Fleeing Zimbabwe but deported by Zambia; a show trial in Russia's Chechnya; police beating caught on video in Papua New Guinea; Argentina's Senate refuses to respect women's rights; South Sudan detains peace activist; Trump’s health care rules are a prescription for disaster; and the UN taps a new human rights chief.
In a tiny courtroom in Shali, a 40-minute drive from Chechnya’s capital, HRW's Tanya Lokshina watched a hearing in the show trial of human rights defender Oyub Titiev, just as another hearing was about to start in Moscow. It was for two of Oyub’s colleagues from Memorial, a leading Russian rights group, on trial for peacefully supporting their jailed colleague.

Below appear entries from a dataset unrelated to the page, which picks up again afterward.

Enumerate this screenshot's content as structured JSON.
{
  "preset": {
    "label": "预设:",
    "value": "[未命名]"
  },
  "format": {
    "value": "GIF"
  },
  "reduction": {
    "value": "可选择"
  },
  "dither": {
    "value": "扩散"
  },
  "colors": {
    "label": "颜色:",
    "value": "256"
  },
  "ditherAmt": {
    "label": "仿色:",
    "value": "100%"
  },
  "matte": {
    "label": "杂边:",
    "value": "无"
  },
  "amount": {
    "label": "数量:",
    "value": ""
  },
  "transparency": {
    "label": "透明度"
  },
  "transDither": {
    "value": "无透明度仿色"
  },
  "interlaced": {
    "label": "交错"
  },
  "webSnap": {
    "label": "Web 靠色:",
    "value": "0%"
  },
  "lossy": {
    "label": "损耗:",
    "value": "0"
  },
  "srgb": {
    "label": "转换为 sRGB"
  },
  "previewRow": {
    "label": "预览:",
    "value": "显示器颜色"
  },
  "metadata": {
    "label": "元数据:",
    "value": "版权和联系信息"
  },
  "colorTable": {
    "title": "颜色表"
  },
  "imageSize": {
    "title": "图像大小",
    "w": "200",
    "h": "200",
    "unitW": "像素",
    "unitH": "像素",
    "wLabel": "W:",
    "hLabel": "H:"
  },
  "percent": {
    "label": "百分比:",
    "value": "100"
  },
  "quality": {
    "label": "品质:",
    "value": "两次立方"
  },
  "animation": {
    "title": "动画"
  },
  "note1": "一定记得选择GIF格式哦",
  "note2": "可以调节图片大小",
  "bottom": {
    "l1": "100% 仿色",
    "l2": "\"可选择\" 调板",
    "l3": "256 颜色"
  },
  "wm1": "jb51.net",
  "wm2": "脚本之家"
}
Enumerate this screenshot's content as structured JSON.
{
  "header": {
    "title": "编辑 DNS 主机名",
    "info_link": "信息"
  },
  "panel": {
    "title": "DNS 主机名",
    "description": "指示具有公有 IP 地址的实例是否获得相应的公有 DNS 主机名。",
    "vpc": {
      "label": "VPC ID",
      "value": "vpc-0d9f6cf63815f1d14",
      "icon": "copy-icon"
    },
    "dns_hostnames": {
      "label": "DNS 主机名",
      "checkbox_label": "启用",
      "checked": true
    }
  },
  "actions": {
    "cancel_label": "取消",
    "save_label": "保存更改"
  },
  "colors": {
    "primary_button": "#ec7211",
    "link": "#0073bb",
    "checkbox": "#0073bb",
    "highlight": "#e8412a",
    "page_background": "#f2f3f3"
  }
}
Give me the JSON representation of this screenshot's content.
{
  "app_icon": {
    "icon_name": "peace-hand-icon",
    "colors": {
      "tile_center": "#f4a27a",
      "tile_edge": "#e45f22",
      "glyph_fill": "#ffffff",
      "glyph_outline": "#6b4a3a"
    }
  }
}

Papua New Guinean authorities should promptly conduct a thorough and credible investigation into the beating of a boy by police in Kimbe, West New Britain, that was captured on video and shared on social media.
Unfortunately, Argentina's Senate has voted down a bill which would have legalised abortion in the first 14 weeks of pregnancy, missing a critical opportunity to respect the fundamental rights of women and girls.

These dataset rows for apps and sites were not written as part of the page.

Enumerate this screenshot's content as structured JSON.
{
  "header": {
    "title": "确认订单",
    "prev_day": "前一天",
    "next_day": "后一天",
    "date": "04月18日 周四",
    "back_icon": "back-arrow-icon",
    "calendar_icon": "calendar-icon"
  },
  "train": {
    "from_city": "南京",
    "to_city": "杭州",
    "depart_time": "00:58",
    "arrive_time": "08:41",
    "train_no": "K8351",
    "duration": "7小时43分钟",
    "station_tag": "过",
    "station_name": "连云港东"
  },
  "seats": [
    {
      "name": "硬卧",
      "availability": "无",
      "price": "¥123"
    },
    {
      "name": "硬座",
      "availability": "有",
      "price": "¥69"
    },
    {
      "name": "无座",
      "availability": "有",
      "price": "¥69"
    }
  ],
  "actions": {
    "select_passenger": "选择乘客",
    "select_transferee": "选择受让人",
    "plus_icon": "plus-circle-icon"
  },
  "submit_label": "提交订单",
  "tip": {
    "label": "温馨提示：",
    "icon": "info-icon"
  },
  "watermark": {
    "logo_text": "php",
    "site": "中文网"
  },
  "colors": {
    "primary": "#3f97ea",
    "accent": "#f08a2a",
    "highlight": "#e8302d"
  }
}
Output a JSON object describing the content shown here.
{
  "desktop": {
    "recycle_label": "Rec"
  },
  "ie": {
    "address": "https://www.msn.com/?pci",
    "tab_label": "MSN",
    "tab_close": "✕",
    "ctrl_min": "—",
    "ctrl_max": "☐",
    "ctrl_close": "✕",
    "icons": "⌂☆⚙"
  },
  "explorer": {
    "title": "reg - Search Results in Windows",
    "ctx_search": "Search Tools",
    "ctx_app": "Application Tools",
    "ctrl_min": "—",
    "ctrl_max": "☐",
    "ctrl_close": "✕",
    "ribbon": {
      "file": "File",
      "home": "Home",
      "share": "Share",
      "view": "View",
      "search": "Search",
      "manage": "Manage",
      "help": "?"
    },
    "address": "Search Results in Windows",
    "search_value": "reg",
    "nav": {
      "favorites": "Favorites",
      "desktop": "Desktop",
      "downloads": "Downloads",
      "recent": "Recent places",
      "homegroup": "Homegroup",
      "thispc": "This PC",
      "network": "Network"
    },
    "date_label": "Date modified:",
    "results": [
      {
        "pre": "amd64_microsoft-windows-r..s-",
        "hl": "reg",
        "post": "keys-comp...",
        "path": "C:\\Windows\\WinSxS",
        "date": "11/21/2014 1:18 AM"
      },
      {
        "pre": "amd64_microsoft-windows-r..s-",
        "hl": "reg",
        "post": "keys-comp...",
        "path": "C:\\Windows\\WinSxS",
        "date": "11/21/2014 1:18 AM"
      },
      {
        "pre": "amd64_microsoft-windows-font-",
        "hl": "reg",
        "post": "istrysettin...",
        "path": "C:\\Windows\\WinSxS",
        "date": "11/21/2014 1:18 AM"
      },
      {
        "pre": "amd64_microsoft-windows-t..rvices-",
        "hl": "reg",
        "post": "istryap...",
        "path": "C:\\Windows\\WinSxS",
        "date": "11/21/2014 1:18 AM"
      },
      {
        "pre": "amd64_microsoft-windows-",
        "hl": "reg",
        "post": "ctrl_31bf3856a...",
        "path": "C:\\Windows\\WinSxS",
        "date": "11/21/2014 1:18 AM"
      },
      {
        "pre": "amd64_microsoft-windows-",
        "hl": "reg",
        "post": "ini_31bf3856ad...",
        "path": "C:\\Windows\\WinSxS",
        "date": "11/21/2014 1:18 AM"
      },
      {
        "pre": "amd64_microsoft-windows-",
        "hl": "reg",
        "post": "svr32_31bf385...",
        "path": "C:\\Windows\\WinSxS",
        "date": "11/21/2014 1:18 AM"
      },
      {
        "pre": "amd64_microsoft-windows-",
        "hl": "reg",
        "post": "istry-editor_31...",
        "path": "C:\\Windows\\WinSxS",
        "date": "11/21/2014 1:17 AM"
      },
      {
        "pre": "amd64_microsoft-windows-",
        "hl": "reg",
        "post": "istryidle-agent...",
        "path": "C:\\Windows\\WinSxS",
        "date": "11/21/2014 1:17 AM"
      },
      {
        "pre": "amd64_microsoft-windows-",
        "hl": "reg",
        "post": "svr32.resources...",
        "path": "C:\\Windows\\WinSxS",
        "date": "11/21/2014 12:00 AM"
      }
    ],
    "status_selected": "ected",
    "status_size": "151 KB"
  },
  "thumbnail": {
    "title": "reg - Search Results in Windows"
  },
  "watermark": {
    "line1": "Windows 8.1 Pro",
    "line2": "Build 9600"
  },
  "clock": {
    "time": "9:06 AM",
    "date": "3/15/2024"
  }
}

The South Sudanese National Security Service (NSS) should immediately and unconditionally release peace activist and academic Peter Biar Ajak or take him to court and charge him with a recognizable crime.
Chile's former president, Michelle Bachelet, has been tapped to be the UN's next human rights chief.